Sussing out the geography of the future in advance is no easy task, but the constraints bearing down on what’s left of the American economy offer a few hints worth noting. Now that we’re on the downslope of Hubbert’s peak – world production of conventional petroleum peaked in 2005 – energy costs will, on average, take a larger bite out of economies around the world with each passing year. One of the implications is that transport costs will no longer be a negligible part of the cost of goods shipped over long distances. More energy-efficient transport modalities will tend to replace less efficient ones because they, and thus the goods they ship, will be more affordable; equally, diseconomies of distance will tend to outweigh economies of scale and foster the reemergence of regional economies. Among the likely beneficiaries of these changes are the towns that thrived best in an earlier, more regional economy -- those that are well served by rail and water transport, surrounded by farming regions that don’t depend on irrigation, not too far from major markets, and provided with ample and inexpensive real estate for the factories and warehouses of a downscaled and relocalizing industrial economy.

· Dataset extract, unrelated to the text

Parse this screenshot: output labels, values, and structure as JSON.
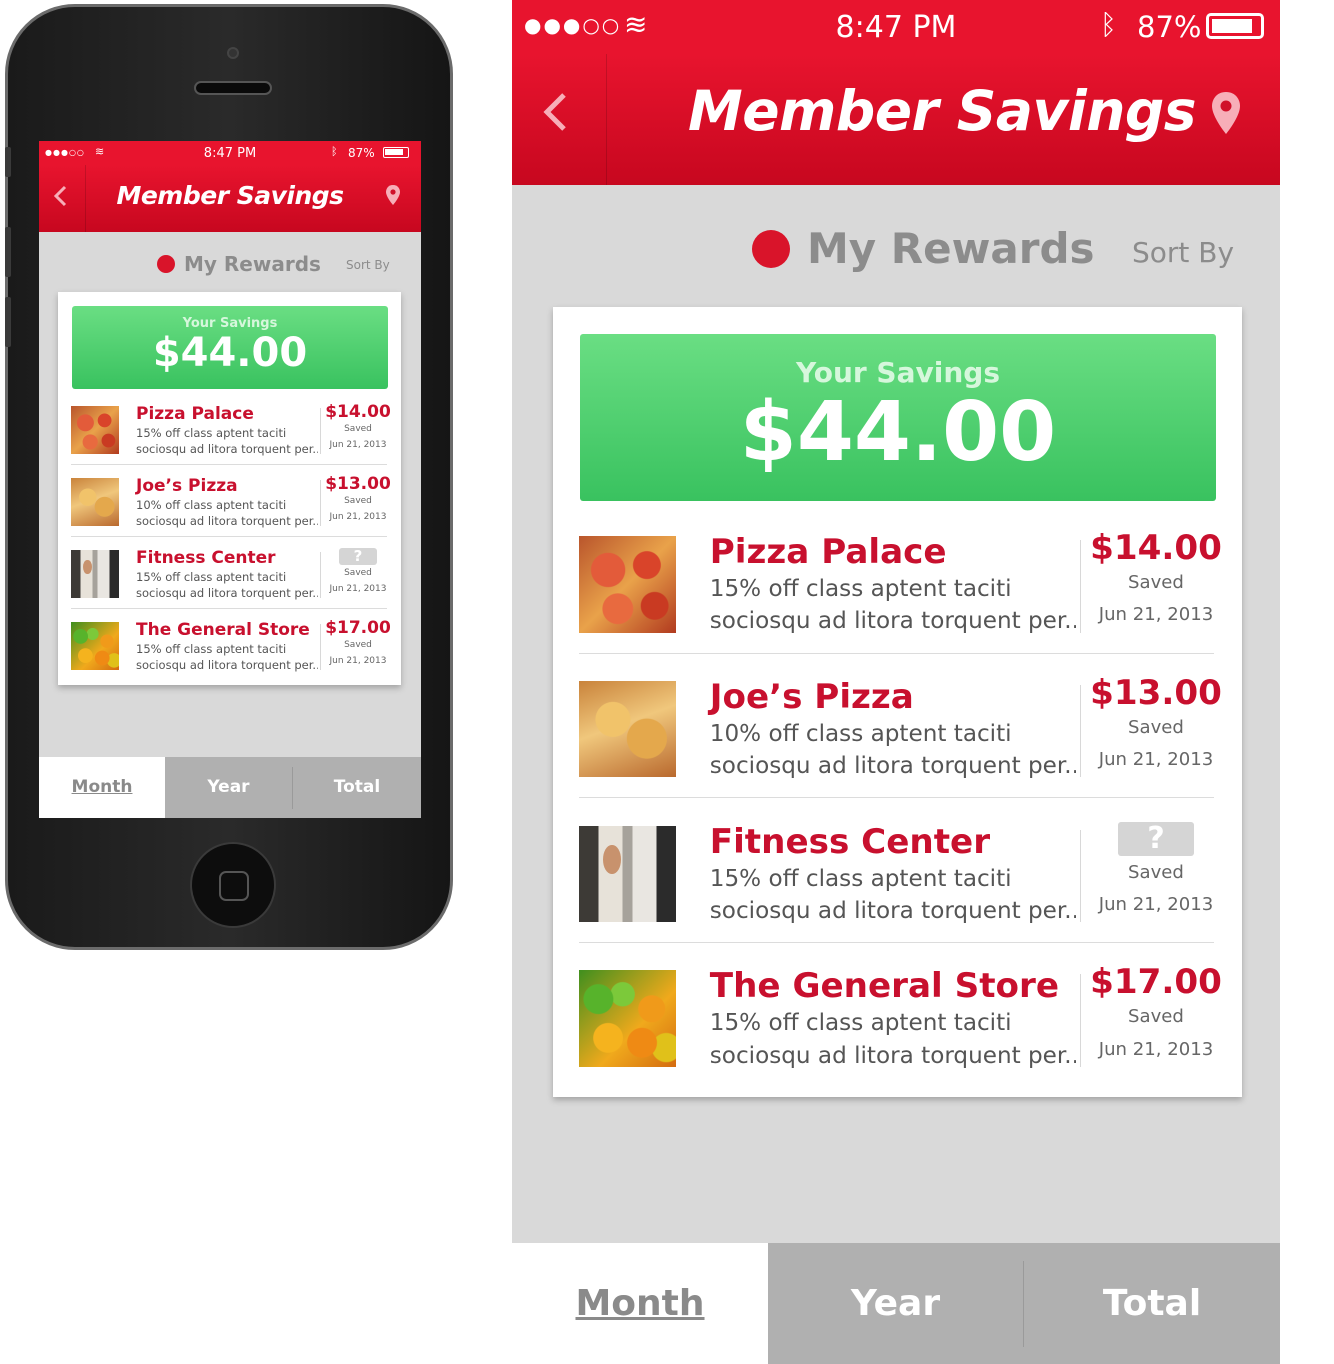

Welcome to the Rust Belt – and, among many other towns, to Cumberland.

Now of course our move here is a gamble, and a distinctly contrarian gamble at that. According to the conventional wisdom, we’re nuts. If the believers in perpetual progress are right, and America leaps out of the current Great Recession into some glossy future full of even higher high tech gimcracks than we have today, Sara and I have consigned ourselves to a dying economic backwater that will survive, if at all, only by whoring itself out to some futuristic tourist trade. If the believers in imminent apocalypse are right, equally, those starving mobs who are supposed to pour out of the big cities on cue to provide target practice for survivalists could very well head this way. Still, my guess is that neither of these very popular tropes about the future is at all likely to reflect what will actually happen – and in most other possible futures, including those I consider most likely, Cumberland and places like it are likely to do at least as well as anywhere else in this country, and quite probably better than most. One way or another, though, we’re betting on the Rust Belt.


Over the last few weeks, while I’ve been packing and unpacking boxes and waiting to get my internet access up and running again, I’ve set some projects in motion. A couple of them may be of interest to this blog’s readers.

First, I finally have something to offer those of you who wrote hoping for more of my fictional explorations of the deindustrial future. I’ve begun work on an online novel titled Star’s Reach; you’ll find it just a click away at It’s set in Dark Age America about five hundred years from now; longtime readers will likely recognize the setting as the latter years of the salvage society phase I’ve discussed in past posts. I expect to add a new section to the tale every couple of weeks, but we’ll see.

Second, I’ve begun laying the groundwork for a nonprofit organization to help bring about what I’m convinced will be one of the most crucial initiatives of the next few decades. The Cultural Conservers Foundation will support the hard but vital work of preserving the legacies of the past and present into the future. It will be nonpartisan, nonpolitical, nondenominational, and as independent of any other source of unhelpful interference as I can manage. Expect further posts on this project as it comes together.

Monday, August 03, 2009

The Archdruid Takes A Break

Once again The Archdruid Report will be on a brief hiatus until the middle of August, s I'll have essentially no internet access until then. Once I'm back online, I'll have some announcements to make, and something new to offer that I think longtime readers will find entertaining. In the meantime, The Ecotechnic Future, which is the sequel to The Long Descent and discusses many of the concepts introduced here over the last couple of years, can now be preordered from New Society. Thank you all for contributing to the ongoing conversation!